TOKYO-Prosecutors have questioned executives of major construction companies Shimizu Corp and Taisei Corp on a voluntary basis about alleged obstruction by Obayashi Corp in bidding on contracts for a massive maglev train project, sources close to the matter said Wednesday.
Those three major construction companies and Kajima Corp won contracts for 15 out of 22 construction projects involved in building an ultra high-speed train line making it possible to travel from Tokyo to Osaka in about an hour.
The special investigation squad of the Tokyo District Public Prosecutors Office has already quizzed Obayashi and Kajima executives over the alleged fraud in the bidding process that resulted in an Obayashi-led consortium winning a 9 billion yen contract in April 2016 to build an emergency exit.
The prosecutors will investigate whether there was also fraud in other tenders for the 9 trillion yen next-generation high-speed train project, the sources said.
When finished, Central Japan Railway Co will operate the world’s first project using superconducting magnetic levitation technology. The train will travel at a top speed of 500 kilometers per hour, much faster than current shinkansen bullet trains.

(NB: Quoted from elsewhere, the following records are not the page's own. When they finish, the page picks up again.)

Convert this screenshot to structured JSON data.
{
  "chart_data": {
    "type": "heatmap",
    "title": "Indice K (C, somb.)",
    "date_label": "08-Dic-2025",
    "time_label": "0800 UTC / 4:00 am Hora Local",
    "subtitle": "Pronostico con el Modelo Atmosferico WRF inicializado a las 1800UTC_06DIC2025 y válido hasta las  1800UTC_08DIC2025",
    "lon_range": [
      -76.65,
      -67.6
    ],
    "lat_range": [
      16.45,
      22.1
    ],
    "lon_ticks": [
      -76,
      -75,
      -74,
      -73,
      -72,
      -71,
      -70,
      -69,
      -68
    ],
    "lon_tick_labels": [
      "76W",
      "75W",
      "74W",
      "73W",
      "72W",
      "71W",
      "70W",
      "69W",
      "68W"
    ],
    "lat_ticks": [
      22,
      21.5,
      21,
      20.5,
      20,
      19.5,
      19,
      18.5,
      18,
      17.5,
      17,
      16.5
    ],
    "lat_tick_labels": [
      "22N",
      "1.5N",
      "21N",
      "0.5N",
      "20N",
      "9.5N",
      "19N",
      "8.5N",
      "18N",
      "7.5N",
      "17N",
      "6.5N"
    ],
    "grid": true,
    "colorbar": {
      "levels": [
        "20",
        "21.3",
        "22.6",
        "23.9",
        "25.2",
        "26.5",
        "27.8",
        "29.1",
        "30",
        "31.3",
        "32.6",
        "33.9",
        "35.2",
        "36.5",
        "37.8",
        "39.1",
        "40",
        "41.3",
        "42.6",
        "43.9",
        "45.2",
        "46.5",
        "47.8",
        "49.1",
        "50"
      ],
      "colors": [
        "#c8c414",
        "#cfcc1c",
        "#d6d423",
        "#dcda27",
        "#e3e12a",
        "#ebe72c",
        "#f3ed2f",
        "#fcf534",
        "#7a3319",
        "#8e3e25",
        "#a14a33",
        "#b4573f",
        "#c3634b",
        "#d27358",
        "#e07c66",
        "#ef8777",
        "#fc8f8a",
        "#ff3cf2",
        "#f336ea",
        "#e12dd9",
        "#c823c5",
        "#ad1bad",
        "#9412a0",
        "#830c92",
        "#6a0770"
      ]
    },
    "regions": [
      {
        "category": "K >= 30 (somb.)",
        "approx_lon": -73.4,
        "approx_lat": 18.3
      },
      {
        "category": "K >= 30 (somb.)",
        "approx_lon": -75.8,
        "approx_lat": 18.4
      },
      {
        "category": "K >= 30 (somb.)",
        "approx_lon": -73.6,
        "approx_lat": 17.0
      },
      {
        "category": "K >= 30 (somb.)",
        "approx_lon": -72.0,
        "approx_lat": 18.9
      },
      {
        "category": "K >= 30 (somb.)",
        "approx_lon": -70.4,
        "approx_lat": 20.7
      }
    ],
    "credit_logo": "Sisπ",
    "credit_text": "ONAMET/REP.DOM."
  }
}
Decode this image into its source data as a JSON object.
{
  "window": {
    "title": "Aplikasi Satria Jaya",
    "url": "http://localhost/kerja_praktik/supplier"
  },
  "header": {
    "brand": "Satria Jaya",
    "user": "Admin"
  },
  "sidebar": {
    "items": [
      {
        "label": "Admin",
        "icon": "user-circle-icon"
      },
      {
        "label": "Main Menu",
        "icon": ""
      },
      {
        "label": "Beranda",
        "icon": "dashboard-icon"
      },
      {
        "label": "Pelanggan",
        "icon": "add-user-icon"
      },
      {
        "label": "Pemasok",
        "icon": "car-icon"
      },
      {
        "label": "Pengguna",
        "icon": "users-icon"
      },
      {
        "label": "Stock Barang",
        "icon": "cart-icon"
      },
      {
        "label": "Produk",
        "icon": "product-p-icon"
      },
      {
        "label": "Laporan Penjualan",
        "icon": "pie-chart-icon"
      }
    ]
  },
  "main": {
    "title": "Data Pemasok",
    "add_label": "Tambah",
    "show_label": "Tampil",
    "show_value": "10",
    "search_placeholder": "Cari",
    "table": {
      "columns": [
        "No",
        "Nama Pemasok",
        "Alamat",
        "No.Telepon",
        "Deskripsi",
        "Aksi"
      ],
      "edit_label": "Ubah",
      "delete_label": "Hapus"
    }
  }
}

In 2015, JR Central issued a tender to build in Nagoya an emergency exit to be used in case of accident or fire. Obayashi and its joint venture partners Toda Corp and JR Tokai Construction Co won the contract following a two-phase screening.
Obayashi secured three more contracts while Kajima won three, and Shimizu and Taisei both won four contracts to build separate sections of the maglev train project.
The prosecutors searched the headquarters of Obayashi last week on suspicion of fraudulent obstruction of business. A 66-year-old vice president, who presides over Obayashi’s civil engineering unit, as well as other executives of the four major construction companies have been questioned voluntarily.
A JR Central official allegedly leaked bidding information such as estimated construction costs and details of other companies set to join the bid. Obayashi is suspected of getting other construction companies to submit higher bids, leading them to be ruled out, according to separate sources.
An Obayashi official denied the allegations during questioning, saying that Obayashi had not received confidential information from JR Central, according to a person familiar with the matter.
At a press conference Wednesday, JR Central President Koei Tsuge said, “We would like to make efforts to grasp (the situation) and observe the progress of the investigation.” But he declined to comment on suspected bidding information leak by a company official.
Tsuge said JR Central will advance the maglev train project as planned and does not expect any impact on the overall work.
Photo Caption: Shimizu Corporation’s New Tokyo Headquarters